Wasn’t there any due diligence conducted by SDBB? Without proper due diligence, such an action would appear to suggest negligence by the bank in conforming to banking rules and protocols. This would tantamount to the infringement of banking laws and possibly the Banking and Financial Institutions Act 1989, Financial Services Act 20123 or Development Financial Institution, under which SDBB is categorized under.
In any event, this clearly sounds like a bad call on the part of SDBB and the actions leading to the decision by the bank to approve the unsecured loan requires intervention and investigation by Bank Negara Malaysia.
As a development financial institution (DFI) governed by banking regulations and Acts, did SDBB follow proper procedures and protocols in assessing SFI’s credit rating, financial health, capacity to fulfill the terms of the loan, etc. even before considering the loan? Isn’t SDBB worried about the loan becoming a non-performing loan (NPL)? As a DFI, SDBB owes an obligation to undertake economic development projects for the benefit of the people of Sabah. This obviously did not happen!
Second point of contention is, are the instructions or recommendations by the Chief Minister alone sufficient for SDBB to grant the loan? Such an action seems rather odd and any interference by the Sabah State Government in the affairs of the Bank should be investigated.
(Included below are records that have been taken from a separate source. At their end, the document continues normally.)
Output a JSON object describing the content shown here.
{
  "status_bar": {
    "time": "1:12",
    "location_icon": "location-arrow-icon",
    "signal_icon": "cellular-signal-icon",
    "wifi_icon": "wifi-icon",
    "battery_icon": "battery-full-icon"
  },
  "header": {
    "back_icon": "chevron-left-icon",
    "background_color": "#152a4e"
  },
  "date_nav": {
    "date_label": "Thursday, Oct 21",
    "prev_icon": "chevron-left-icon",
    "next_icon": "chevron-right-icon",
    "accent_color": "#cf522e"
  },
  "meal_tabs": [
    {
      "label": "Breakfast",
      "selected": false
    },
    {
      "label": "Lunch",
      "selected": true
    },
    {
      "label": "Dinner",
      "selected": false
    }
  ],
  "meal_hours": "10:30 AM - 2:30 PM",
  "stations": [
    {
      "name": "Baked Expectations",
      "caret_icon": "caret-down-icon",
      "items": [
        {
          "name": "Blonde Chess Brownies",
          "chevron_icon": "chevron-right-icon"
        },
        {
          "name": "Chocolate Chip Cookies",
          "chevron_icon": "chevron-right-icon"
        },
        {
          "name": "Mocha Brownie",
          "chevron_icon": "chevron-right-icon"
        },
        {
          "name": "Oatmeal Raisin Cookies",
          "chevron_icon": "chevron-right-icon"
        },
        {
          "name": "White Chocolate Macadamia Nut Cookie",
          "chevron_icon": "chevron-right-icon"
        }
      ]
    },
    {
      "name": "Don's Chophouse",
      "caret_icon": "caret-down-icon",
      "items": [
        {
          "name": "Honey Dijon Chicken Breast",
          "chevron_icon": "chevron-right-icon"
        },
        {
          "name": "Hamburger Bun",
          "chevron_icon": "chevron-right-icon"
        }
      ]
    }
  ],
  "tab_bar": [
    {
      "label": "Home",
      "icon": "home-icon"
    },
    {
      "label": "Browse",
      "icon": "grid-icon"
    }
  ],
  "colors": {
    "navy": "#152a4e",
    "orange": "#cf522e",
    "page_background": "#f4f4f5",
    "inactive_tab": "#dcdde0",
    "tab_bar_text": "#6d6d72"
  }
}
These are questions that must be raised in the interests of transparency and accountability. It is important that the State and the financial institution conduct its operations and businesses within the provisions of the law. The rule of law must prevail to ensure the integrity and reputation of the state and bank.
It is obvious that the loan details, quantum, beneficiaries, terms, etc. were all kept ‘quite’ in efforts to conceal the matter. The people must know and must be able to assess for themselves the corroboration that goes on between SDBB, SFI, GTC and the Sabah State Government.
In the wake of the current economic situation faced by the country and given the initiatives by the Federal Government to reduce the country’s debt and bring justice to the nation, it is disheartening to note that such ‘incidents’ still occur in Sabah. If there is evidence of malpractice that contravenes the laws of the nation, action must be instituted against all parties concerned.
What is even more disappointing is this matter was not even disclosed at the recent State Legislative Assembly on Monday, 5 August 2019 when the chief minister provided responses on SFI’s status to the House and YB Tuan Jamawi bin Jaafar (Kemabong) during a question and answer session. Details about the unsecured loan was conveniently left out. Why?
In any case, Bank Negara Malaysia should launch an investigation into SDBB for possible breaches in the bank’s code of ethics, SOPs and if the bank flouted the banking guidelines. It (investigation) will help instill confidence and ensure governance in the banking and financial sector in Sabah.